Is there any difference? As a non-native speaker, I sometimes have difficulty understanding the tenses. It seems to me that both are right.
Probably both are possible.
The sentences are indirect quotations, which are easiest to understand if you relate them to what was originally spoken. If what he said was "I see the accident" (he sees it as it is happening), the indirect quote corresponding is "He insisted he saw the accident", where the change from "see" to "saw", called time-shifting, is to make the verb agree in tense with the tense of "insisted".
If what he said was "I saw the accident", then there is some choice about the report of this in indirect speech. In a relatively conservative dialect like mine, the report would be "He insisted he had seen the accident", where the perfect "have" of "had seen" corresponds to the past tense of "saw" in his earlier speech, and the past tense of the "had" corresponds to the past tense of "insisted". This is sometimes called a past within a past, since the past time at which he did the seeing was previous to the past time at which the insisting took place.
In a less conservative dialect, or less formally, you get a simple past tense in the indirect quotation.
There are other cases where a logical past tense is realized as perfect "have" when the past is in a grammatical position that does not permit an ordinary morphological past tense. For instance, "He may have left" means that it is possible he left. But you can't say *"He may left" with a simple past tense, because that is not allowed after a modal auxiliary, like "may".
Both of these sentences are made up of two clauses. Formally there should be a "that" separating the clauses, although it is sometimes left out when people speak. Thus, they should look like this:
He insisted that he saw the accident.
He insisted that he had seen the accident.
It depends what 'he' said in the first place.
If he said "Hey! I see the accident!
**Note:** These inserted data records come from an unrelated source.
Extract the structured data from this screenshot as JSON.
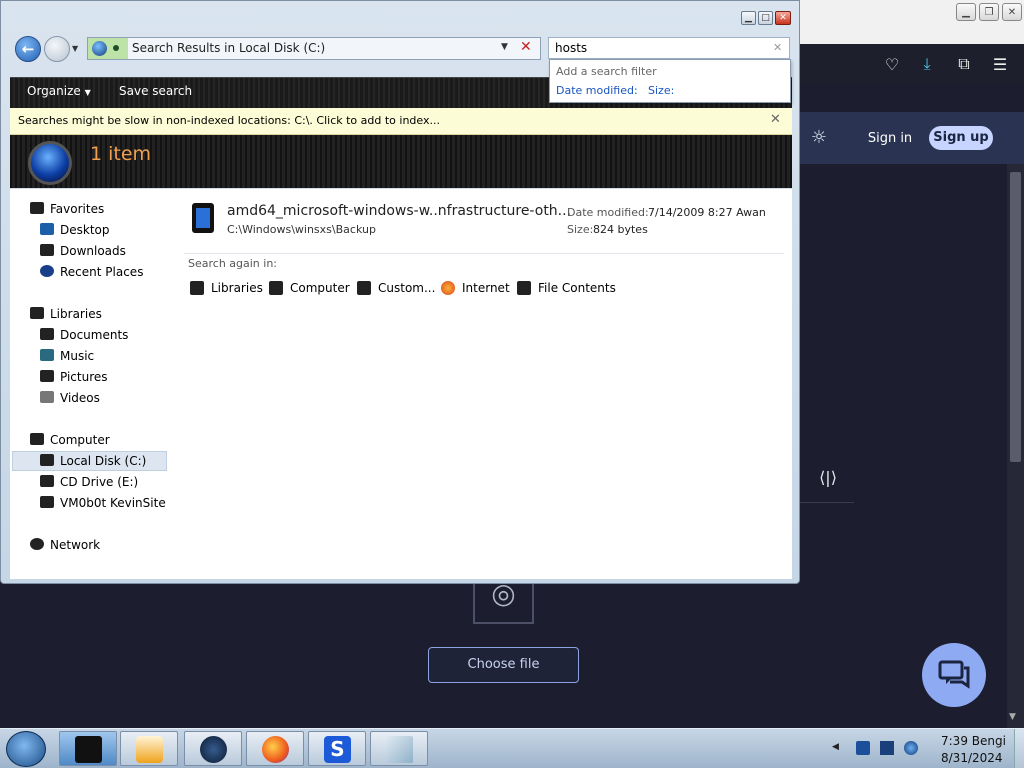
{
  "explorer": {
    "address": "Search Results in Local Disk (C:)",
    "search_query": "hosts",
    "filter_popup": {
      "title": "Add a search filter",
      "date_modified": "Date modified:",
      "size": "Size:"
    },
    "toolbar": {
      "organize": "Organize",
      "save_search": "Save search"
    },
    "info_bar": "Searches might be slow in non-indexed locations: C:\\. Click to add to index...",
    "item_count": "1 item",
    "nav": {
      "favorites": "Favorites",
      "desktop": "Desktop",
      "downloads": "Downloads",
      "recent_places": "Recent Places",
      "libraries": "Libraries",
      "documents": "Documents",
      "music": "Music",
      "pictures": "Pictures",
      "videos": "Videos",
      "computer": "Computer",
      "local_disk": "Local Disk (C:)",
      "cd_drive": "CD Drive (E:)",
      "network_share": "VM0b0t KevinSite",
      "network": "Network"
    },
    "result": {
      "name": "amd64_microsoft-windows-w..nfrastructure-oth...",
      "path": "C:\\Windows\\winsxs\\Backup",
      "date_label": "Date modified:",
      "date_value": "7/14/2009 8:27 Awan",
      "size_label": "Size:",
      "size_value": "824 bytes"
    },
    "search_again": {
      "label": "Search again in:",
      "items": [
        "Libraries",
        "Computer",
        "Custom...",
        "Internet",
        "File Contents"
      ]
    }
  },
  "browser": {
    "sign_in": "Sign in",
    "sign_up": "Sign up",
    "choose_file": "Choose file",
    "colors": {
      "background": "#1c1e30",
      "accent": "#c7d4ff",
      "chat": "#8eaaf3"
    }
  },
  "taskbar": {
    "time": "7:39 Bengi",
    "date": "8/31/2024"
  }
}
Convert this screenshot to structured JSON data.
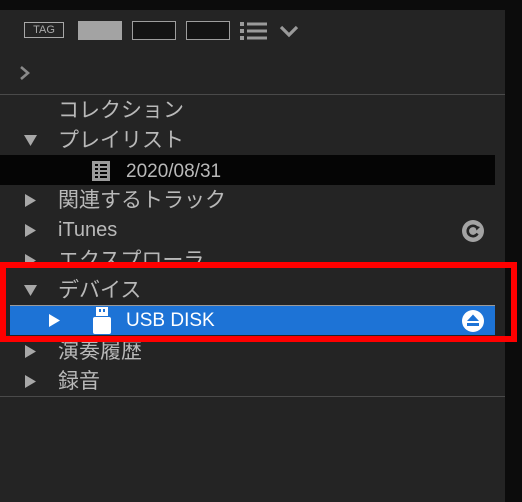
{
  "toolbar": {
    "tag_label": "TAG",
    "color_swatches": [
      "#a3a3a3",
      "#141414",
      "#141414"
    ],
    "icons": [
      "list-view-icon",
      "chevron-down-icon"
    ]
  },
  "nav": {
    "icon": "chevron-right-icon"
  },
  "tree": {
    "collection": {
      "label": "コレクション"
    },
    "playlists": {
      "label": "プレイリスト",
      "expanded": true
    },
    "playlist_item": {
      "label": "2020/08/31",
      "icon": "playlist-doc-icon"
    },
    "related_tracks": {
      "label": "関連するトラック",
      "expanded": false
    },
    "itunes": {
      "label": "iTunes",
      "expanded": false,
      "icon": "sync-icon"
    },
    "explorer": {
      "label": "エクスプローラ",
      "expanded": false
    },
    "devices": {
      "label": "デバイス",
      "expanded": true
    },
    "usb_disk": {
      "label": "USB DISK",
      "selected": true,
      "icon": "usb-drive-icon",
      "action_icon": "eject-icon"
    },
    "history": {
      "label": "演奏履歴",
      "expanded": false
    },
    "recording": {
      "label": "録音",
      "expanded": false
    }
  },
  "colors": {
    "selection": "#1d73d6",
    "highlight_annotation": "#ff0000",
    "background": "#242424",
    "text": "#b9b9b9"
  }
}
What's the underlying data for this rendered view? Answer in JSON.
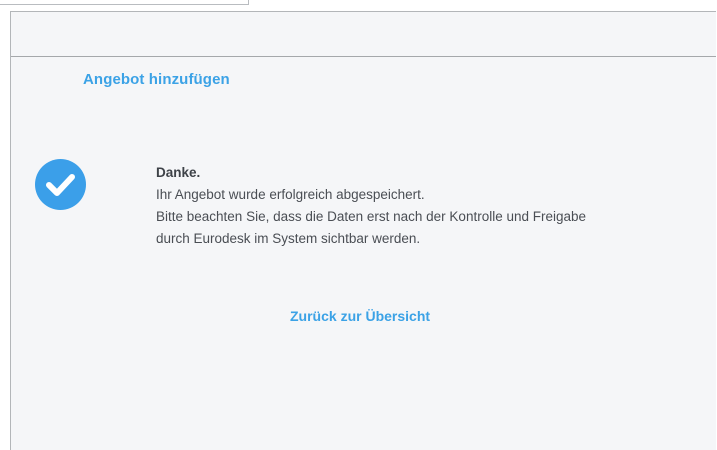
{
  "panel": {
    "title": "Angebot hinzufügen"
  },
  "confirmation": {
    "icon": "check-circle-icon",
    "icon_color": "#3b9fe9",
    "heading": "Danke.",
    "line1": "Ihr Angebot wurde erfolgreich abgespeichert.",
    "line2": "Bitte beachten Sie, dass die Daten erst nach der Kontrolle und Freigabe",
    "line3": "durch Eurodesk im System sichtbar werden."
  },
  "actions": {
    "back_label": "Zurück zur Übersicht"
  },
  "colors": {
    "accent": "#3ba2e6",
    "panel_background": "#f5f6f8",
    "text": "#4a4e54"
  }
}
I really do!" this would be reported as "He insisted that he saw the accident" on the principle of back-shifting the tense.
If he said "Really...I saw the accident yesterday" this would be reported as "He insisted he had seen the accident".
Back-shifting the tenses, in very simple terms, means that a present simple statement is reported in past simple (because the original statement is now in the past), and a past simple statement, and pretty much everything else, gets reported in past perfect because that is basically 'the past of the past'.